- Wear sunscreen: Continue reapplying sunscreen with UVA and UVB protection of at least 30 SPF. Pregnant women with fair skin may benefit from using a higher SPF. If you sweat frequently, use sunscreen with water protection.
The first signs of heat exhaustion are dizziness, fatigue and nausea. When pregnant women feel these symptoms, they should move to a shaded or cool area to rest. Elevating the feet may also help. Hydrate with cool liquids, especially water with a sodium-containing solution, such as an electrolyte fluid.
When the body’s temperature rises, serious side effects can include vomiting and loss of consciousness. Symptoms should subside once you remove yourself from the heat and rest, so if nausea, vomiting, fatigue and dizziness persist for more than an hour, reach out to your doctor and consider going in for an evaluation.
If you normally exercise outdoors, Carroll suggests trying alternate exercises or changing your routine while pregnant. Exercise early in the morning or later in the evening when the heat is less oppressive, but be sure to do so in a safe, well-lit area. Swimming also is a safe, whole-body exercise option during pregnancy. Joint laxity increases in pregnancy and the water supports the joints. As long as you reapply sunscreen and avoid overdoing the exercise, swimming is a great option for staying cool outdoors.
“The sun is at its most powerful and the heat will be at its worst from 9 a.m. to 3 p.m., so try to limit direct sun exposure during that period to 30 minutes to an hour. That will be the longest amount of time you will get good UV protection from your sunblock before you have to reapply,” Carroll said.
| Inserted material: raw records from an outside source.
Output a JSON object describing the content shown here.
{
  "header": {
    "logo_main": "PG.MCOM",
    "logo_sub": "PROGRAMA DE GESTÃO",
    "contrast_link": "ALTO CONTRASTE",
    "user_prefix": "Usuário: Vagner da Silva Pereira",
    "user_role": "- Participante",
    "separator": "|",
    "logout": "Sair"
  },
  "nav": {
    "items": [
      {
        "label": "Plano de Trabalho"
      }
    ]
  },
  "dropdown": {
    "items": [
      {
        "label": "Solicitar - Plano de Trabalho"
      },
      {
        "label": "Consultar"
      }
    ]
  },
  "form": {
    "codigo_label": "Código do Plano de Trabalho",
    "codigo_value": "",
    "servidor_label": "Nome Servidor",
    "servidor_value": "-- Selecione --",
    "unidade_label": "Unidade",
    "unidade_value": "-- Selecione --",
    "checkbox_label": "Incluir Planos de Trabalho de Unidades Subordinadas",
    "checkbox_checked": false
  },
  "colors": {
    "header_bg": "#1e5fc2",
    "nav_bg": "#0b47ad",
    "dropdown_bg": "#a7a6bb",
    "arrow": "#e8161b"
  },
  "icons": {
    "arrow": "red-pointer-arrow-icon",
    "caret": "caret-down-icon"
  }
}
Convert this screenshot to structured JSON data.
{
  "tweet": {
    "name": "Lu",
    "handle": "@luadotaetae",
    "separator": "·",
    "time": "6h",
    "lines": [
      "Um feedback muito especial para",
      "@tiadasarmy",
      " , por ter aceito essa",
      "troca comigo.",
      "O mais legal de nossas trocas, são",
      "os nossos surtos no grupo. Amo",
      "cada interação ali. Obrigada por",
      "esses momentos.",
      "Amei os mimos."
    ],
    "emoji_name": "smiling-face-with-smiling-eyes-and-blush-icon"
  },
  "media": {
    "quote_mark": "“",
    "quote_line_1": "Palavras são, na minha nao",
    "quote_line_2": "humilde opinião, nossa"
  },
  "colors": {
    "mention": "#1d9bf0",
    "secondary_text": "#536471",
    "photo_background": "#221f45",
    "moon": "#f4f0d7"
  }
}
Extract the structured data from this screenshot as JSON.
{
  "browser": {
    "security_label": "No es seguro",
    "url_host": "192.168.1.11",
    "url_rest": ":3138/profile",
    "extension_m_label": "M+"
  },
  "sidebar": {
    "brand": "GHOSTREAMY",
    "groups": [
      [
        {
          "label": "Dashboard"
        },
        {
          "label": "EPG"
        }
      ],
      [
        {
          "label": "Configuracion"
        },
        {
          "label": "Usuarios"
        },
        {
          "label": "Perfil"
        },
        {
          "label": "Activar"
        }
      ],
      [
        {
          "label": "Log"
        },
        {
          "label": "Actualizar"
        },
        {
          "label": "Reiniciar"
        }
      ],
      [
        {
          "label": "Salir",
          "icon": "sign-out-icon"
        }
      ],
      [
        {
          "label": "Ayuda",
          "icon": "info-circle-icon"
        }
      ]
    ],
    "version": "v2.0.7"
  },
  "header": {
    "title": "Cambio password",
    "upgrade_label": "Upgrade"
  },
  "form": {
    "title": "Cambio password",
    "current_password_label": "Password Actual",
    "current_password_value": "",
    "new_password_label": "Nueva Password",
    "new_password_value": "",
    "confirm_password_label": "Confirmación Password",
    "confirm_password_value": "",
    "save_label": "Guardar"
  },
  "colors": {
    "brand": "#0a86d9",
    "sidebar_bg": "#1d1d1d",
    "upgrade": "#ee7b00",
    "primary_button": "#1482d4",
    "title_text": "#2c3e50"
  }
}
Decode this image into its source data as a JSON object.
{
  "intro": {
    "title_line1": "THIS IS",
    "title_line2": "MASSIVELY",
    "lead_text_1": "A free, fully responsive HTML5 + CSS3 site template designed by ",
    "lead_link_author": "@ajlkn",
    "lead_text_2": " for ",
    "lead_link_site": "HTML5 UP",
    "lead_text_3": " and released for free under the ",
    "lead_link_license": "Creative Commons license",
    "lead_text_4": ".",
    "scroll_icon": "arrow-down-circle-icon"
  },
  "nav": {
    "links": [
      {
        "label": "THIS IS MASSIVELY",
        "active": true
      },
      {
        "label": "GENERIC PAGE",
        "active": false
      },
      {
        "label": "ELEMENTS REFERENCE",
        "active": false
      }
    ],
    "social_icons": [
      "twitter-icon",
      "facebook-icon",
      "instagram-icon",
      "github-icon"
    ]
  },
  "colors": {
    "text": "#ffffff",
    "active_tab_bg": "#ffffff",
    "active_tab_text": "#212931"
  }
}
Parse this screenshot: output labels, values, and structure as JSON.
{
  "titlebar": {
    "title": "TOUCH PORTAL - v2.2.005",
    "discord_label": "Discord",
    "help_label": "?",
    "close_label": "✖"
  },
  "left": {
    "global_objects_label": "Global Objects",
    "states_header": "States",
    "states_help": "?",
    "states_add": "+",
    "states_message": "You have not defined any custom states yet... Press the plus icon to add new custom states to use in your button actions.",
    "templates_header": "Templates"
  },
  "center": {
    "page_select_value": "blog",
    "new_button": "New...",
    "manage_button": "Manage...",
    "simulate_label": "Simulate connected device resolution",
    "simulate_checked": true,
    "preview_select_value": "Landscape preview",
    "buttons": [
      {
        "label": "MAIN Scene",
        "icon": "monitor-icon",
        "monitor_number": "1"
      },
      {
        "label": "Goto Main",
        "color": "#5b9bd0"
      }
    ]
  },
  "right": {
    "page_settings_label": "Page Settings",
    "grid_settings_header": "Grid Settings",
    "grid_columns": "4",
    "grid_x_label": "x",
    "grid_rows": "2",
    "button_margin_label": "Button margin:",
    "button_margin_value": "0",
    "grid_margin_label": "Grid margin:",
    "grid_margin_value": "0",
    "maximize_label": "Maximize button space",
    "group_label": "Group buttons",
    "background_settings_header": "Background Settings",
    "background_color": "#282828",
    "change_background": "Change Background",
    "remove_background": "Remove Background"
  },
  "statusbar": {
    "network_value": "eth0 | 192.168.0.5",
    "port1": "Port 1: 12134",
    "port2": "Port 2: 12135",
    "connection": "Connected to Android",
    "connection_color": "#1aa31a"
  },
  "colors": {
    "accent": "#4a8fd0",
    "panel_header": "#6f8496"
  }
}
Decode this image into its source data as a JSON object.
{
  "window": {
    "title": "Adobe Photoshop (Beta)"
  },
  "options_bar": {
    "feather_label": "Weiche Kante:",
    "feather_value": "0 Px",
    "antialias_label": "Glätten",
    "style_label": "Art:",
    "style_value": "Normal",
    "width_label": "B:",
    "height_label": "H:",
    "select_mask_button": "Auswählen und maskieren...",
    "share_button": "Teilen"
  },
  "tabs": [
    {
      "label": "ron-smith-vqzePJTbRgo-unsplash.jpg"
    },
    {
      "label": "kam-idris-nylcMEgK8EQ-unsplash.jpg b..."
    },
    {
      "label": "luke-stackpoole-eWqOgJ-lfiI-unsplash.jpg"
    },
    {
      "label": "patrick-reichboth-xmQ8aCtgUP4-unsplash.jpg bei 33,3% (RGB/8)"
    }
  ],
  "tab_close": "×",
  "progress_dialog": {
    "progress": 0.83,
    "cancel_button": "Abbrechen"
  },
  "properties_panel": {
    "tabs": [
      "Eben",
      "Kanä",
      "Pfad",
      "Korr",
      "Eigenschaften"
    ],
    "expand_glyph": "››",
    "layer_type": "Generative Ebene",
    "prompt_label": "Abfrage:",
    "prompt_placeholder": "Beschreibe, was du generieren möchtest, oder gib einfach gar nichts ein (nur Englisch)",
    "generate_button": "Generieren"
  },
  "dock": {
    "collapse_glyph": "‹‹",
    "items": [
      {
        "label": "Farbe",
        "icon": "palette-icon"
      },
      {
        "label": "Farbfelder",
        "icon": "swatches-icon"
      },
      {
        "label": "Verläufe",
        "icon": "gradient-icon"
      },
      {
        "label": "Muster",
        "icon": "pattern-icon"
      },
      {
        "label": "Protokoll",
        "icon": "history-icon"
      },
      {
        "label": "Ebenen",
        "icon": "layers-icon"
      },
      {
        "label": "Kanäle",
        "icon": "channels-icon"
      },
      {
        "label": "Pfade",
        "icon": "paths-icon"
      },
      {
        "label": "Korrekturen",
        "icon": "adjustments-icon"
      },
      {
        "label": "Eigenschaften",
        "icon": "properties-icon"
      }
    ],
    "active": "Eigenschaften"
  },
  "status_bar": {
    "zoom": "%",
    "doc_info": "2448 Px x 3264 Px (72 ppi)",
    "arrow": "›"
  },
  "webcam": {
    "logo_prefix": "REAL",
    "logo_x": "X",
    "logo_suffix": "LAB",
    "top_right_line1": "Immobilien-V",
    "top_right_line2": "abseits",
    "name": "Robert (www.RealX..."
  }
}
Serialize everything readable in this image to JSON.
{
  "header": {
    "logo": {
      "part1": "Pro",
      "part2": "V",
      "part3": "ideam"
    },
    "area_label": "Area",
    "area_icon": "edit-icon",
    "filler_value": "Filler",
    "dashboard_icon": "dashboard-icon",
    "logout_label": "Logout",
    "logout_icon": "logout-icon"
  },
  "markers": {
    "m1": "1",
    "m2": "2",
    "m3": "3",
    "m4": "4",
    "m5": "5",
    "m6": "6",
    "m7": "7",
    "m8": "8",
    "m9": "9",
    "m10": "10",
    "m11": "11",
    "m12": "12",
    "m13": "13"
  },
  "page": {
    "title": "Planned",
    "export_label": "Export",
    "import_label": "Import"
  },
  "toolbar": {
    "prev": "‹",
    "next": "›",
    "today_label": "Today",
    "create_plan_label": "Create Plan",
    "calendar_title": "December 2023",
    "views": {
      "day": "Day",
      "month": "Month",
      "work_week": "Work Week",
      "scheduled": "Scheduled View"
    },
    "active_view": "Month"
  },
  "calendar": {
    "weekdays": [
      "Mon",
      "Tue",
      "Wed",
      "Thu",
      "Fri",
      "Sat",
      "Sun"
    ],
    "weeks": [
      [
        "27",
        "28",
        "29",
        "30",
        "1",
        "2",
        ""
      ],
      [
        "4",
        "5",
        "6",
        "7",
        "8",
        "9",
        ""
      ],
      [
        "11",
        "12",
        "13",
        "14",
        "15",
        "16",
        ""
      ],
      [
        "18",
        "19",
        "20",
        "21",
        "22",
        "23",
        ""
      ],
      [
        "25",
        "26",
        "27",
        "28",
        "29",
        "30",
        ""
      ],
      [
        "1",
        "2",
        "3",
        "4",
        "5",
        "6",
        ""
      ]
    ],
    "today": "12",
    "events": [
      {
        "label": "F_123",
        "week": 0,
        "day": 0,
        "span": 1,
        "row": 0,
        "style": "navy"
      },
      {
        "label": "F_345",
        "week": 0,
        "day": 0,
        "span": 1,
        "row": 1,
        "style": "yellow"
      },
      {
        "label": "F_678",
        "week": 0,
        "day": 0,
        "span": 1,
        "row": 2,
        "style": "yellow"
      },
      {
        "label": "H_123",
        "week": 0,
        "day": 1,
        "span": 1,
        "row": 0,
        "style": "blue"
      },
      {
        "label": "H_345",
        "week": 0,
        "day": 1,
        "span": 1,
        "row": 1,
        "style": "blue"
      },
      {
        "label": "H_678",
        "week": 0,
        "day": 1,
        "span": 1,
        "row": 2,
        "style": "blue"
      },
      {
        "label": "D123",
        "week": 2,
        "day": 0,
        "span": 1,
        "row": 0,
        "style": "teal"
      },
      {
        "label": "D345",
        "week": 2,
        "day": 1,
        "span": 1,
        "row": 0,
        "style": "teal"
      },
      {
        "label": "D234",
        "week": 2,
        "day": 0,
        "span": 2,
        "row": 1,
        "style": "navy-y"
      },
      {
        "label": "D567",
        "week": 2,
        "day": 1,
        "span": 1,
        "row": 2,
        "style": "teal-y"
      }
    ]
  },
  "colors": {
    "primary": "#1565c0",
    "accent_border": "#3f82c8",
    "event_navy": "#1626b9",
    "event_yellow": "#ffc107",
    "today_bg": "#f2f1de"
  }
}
It’s also important to know that Braxton-Hicks contractions can be more common with exertion and dehydration. These are contractions that can be just as uncomfortable as the contractions of labor, but do not result in cervical dilation. If contractions continue to be painful and regular in occurrence, despite rest and hydration, a pregnant person should be evaluated by their provider.
Although there is limited data on how heat exhaustion can affect the fetus, stresses on the mother can directly impact the fetus. Pregnancy is already a stress on the body, especially the heart, because of increased blood volume and increased blood flow to support the placenta and pregnancy. If a mother overheats and loses consciousness, the changes in circulation may negatively impact placental perfusion and thereby the pregnancy.
Carroll stresses the importance of hydrating, staying cool and wearing sunscreen for all, but especially pregnant women in the summertime. Enjoy the outdoors in moderation while remembering key tips to prevent overheating.